| Into The Forest
| The Creepy Crawlies
| A Clearing in the Thicket
| Algae Eaters for the Planted Aquarium
North American Natives
| Why things go wrong Pt 1
| Why things go wrong Pt 2 (Algae)
| Algae Eating Shrimp
| Lo-Tech Tanks
Welcome to the Fish Room
| The Stemmed Plants
| A Livebearer Biotope
| Planted Tank Social
| The Genus Hygrophila
| What I Did Last Summer
| Decorations in the Planted Tank
| Botany-An Introduction to Plant Biology
| Botany-Anatomy of a plant
Botany-How Plants Work
| Easy Rosettes
| Going High-Tech
| Floating Plants
| Dealing with Success
| Bringing the Outside In
| Flowering Aquarium Plants Part 1

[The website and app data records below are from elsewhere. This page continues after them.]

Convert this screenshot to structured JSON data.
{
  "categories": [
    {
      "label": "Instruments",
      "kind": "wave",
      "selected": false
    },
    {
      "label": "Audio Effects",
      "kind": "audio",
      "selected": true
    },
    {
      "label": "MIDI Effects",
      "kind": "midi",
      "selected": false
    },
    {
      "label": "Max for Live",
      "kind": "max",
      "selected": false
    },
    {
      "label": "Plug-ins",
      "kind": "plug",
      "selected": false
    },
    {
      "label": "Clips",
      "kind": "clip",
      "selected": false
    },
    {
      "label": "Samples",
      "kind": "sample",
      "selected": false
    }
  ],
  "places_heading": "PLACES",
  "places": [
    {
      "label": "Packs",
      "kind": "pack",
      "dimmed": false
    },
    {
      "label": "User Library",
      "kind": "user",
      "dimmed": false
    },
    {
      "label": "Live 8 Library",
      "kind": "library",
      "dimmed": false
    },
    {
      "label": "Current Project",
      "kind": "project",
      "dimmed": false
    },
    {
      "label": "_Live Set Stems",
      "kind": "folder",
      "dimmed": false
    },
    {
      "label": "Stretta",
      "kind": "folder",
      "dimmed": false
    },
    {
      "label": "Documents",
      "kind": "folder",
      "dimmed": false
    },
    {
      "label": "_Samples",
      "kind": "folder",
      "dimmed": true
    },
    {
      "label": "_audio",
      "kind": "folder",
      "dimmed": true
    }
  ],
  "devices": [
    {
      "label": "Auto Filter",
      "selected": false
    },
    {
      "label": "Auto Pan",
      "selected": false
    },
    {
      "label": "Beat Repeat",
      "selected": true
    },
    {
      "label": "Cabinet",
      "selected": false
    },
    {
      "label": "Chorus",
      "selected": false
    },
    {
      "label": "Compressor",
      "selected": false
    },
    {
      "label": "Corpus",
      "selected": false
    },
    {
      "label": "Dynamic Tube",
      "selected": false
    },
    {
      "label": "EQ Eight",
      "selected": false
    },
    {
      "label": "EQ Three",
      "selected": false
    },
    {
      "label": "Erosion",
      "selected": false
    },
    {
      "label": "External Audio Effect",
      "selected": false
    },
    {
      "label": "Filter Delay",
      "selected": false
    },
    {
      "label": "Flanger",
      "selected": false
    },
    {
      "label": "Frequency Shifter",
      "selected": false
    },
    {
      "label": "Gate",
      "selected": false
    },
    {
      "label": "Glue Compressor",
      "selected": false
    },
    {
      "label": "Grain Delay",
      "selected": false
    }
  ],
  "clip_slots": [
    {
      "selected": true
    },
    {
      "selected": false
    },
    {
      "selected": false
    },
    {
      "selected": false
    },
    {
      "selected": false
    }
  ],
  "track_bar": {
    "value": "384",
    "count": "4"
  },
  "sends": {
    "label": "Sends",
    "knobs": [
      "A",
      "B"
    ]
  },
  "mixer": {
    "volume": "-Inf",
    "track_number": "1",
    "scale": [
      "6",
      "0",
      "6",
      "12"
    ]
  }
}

| Flowering Aquarium Plants Part 2
| Liverworts in the Aquarium
| Elements of Design
Planted Aquarium Maintenance
| More Mosses

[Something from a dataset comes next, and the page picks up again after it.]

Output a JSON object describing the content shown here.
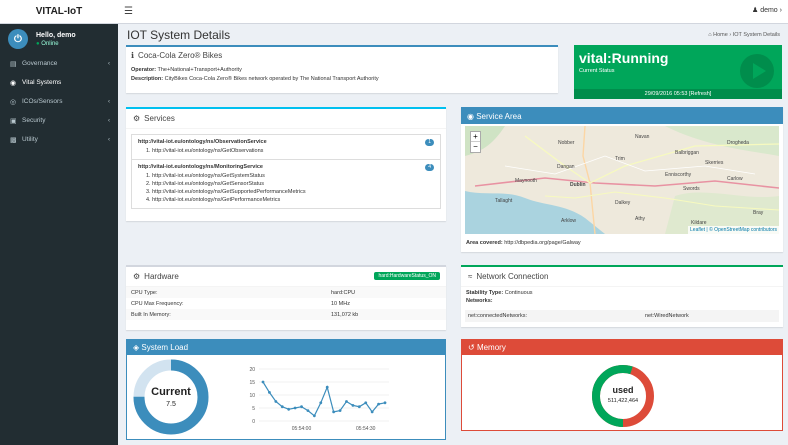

| Ferns in the Aquarium
| Setting up a Planted Aquarium
Seaweeds of the Pacific Northwest
| Hardware for the Planted Aquarium
| Neocaridina Shrimp
| Lo-tech Tank Tips